Please arrive 10 minutes prior to your scheduled appointment time to allow time to visit the restroom, to sign-in and to have some water if you desire. You want to be laying down by your scheduled appointment time so you can receive your FULL time on the table.

May I talk during my session?

Sure. If you would like to talk, go right ahead. The important thing to remember is that this treatment is geared toward your relaxation and enjoyment of the session. Many therapists discourage talking in hopes that you will relax, let your mind float free and enter into a state of massage bliss. It is not uncommon for people to talk a little at the beginning of their massage, and as it progresses they enter into a quiet state of relaxation.
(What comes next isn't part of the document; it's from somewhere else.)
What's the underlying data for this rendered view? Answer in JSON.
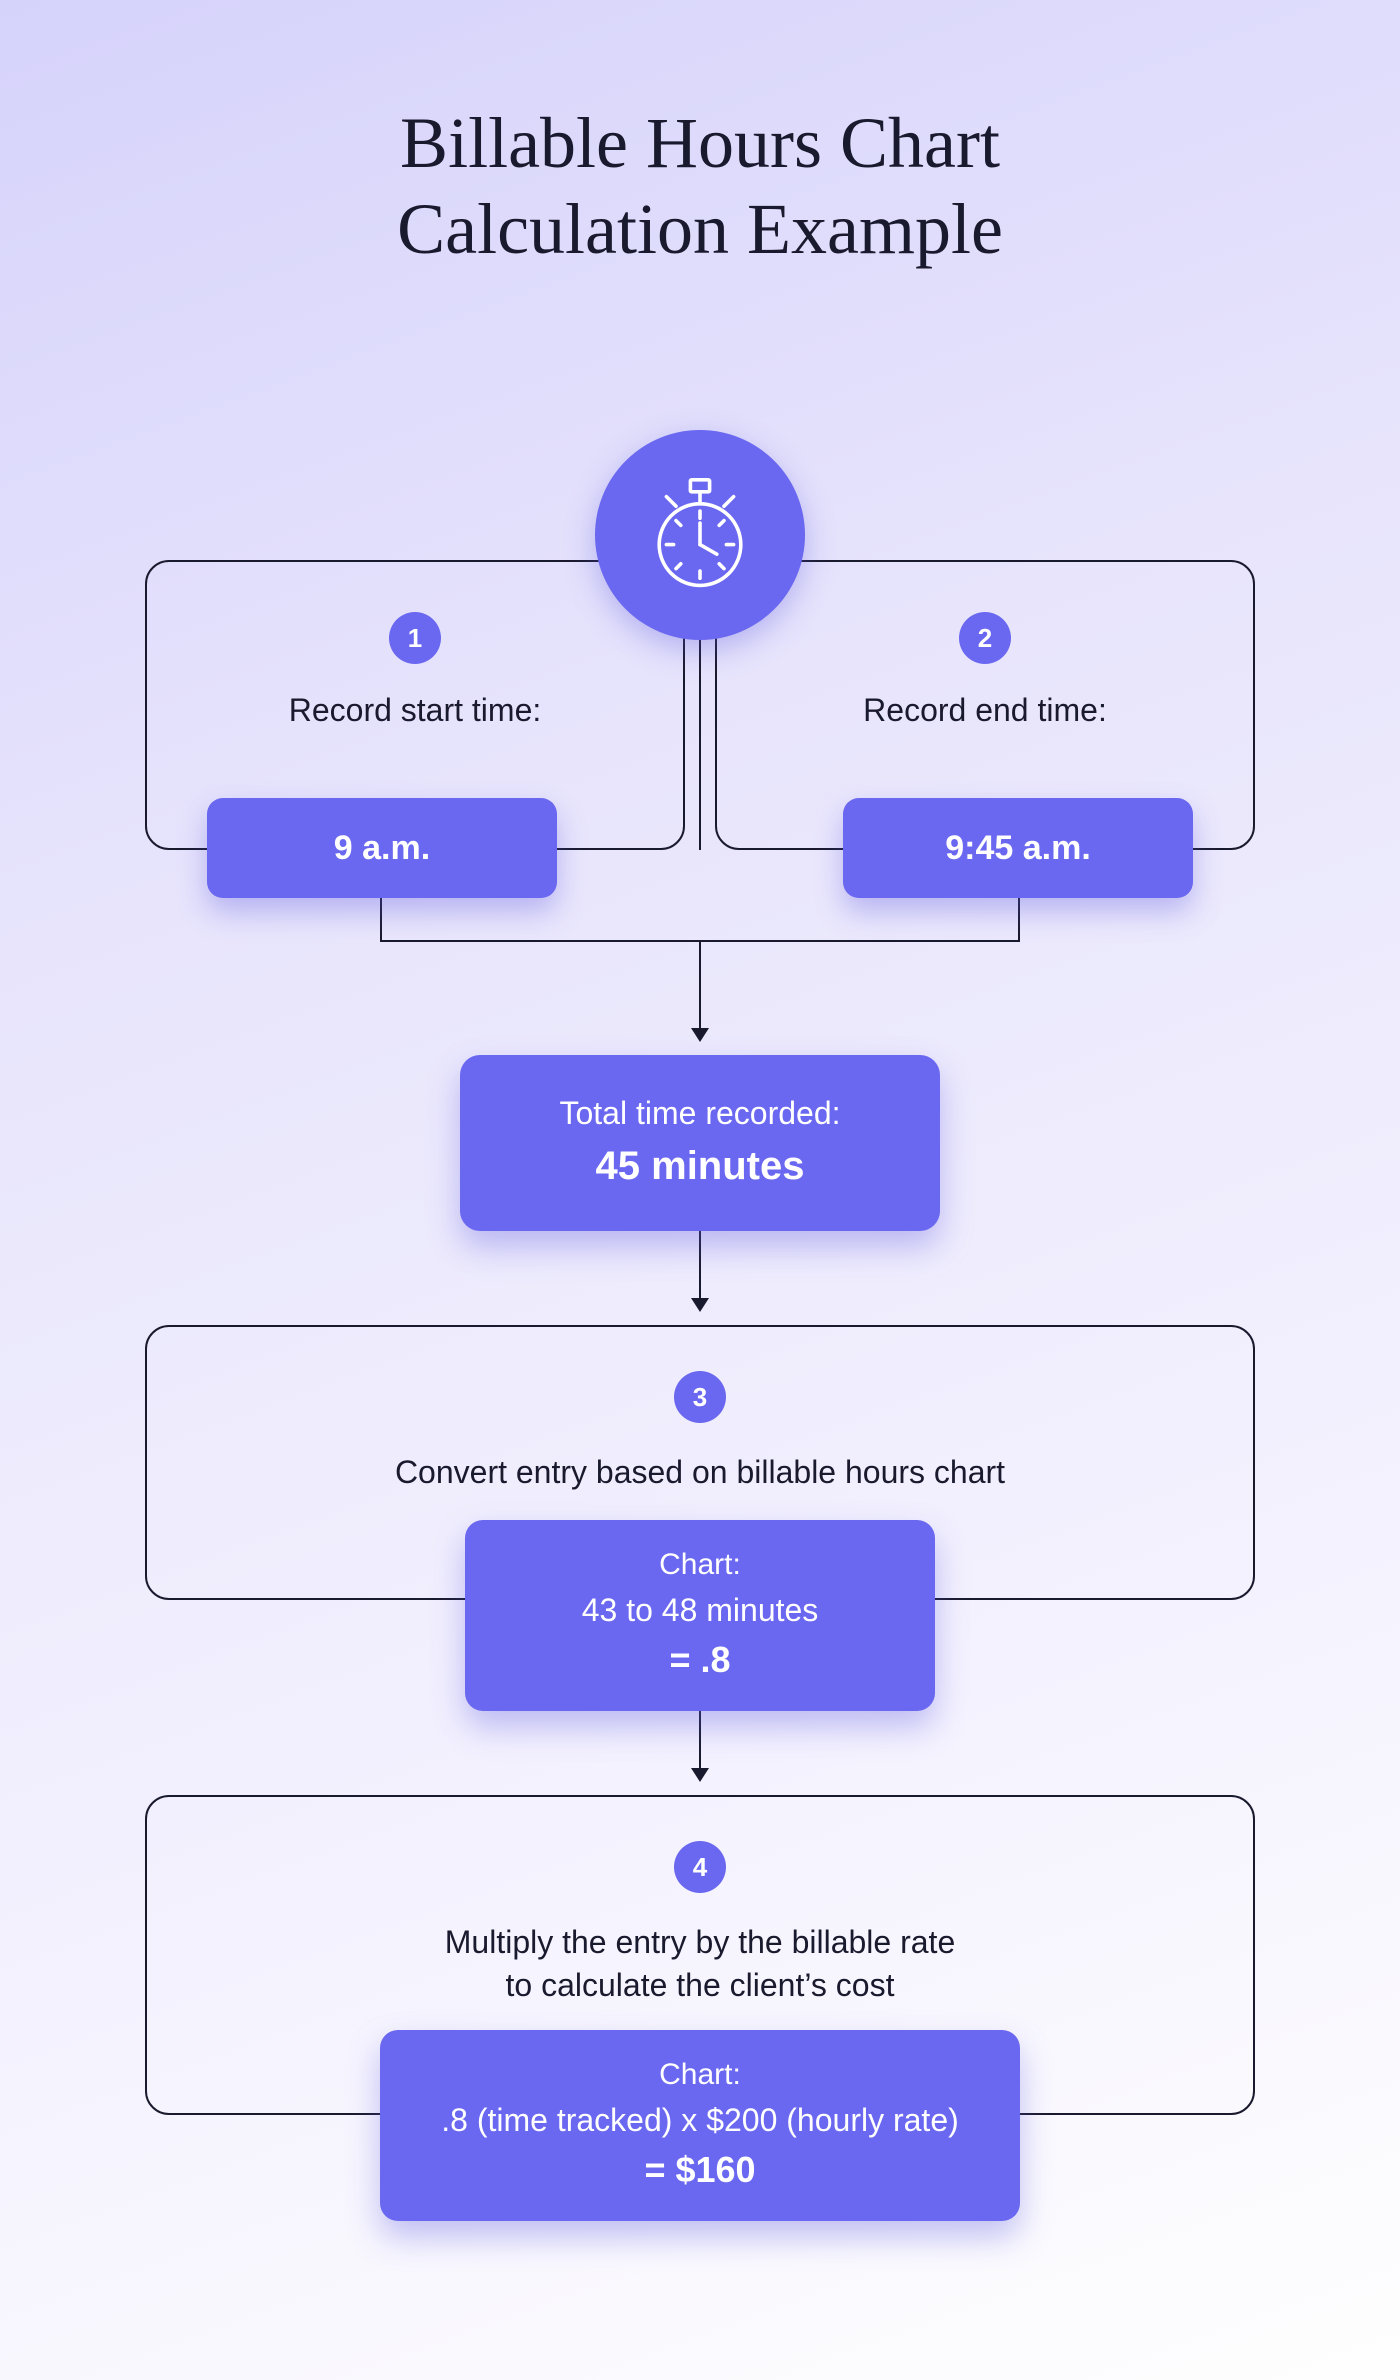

Some people prefer to talk during their session and that is OK too as long as you speak at a relatively low volume so as not to disturb other massage sessions.

Of course, if something is not working for you and you need the therapist to change something to make your experience more comfortable, by all means speak up.

Do I have to listen to whale calls or flutes during my massage?

No. (Not that there’s anything wrong with that.) While many therapists play slower, quieter, “new age”-type music, you may choose to have different music or none at all. Studies have shown that music which resonates at under 60 beats-per-minute has a calming effect on the body and, therefore, can enhance your ability to relax during your massage.

To Tip or Not to Tip

We want all of our customers to know that Tipping is not mandatory but encouraged.  Massage is considered to be in the service industry, so the general 15-20% would apply to massage just like it would to a waiter or nail technician.

It shows your appreciation for the massage therapist's work, and they appreciate it as well!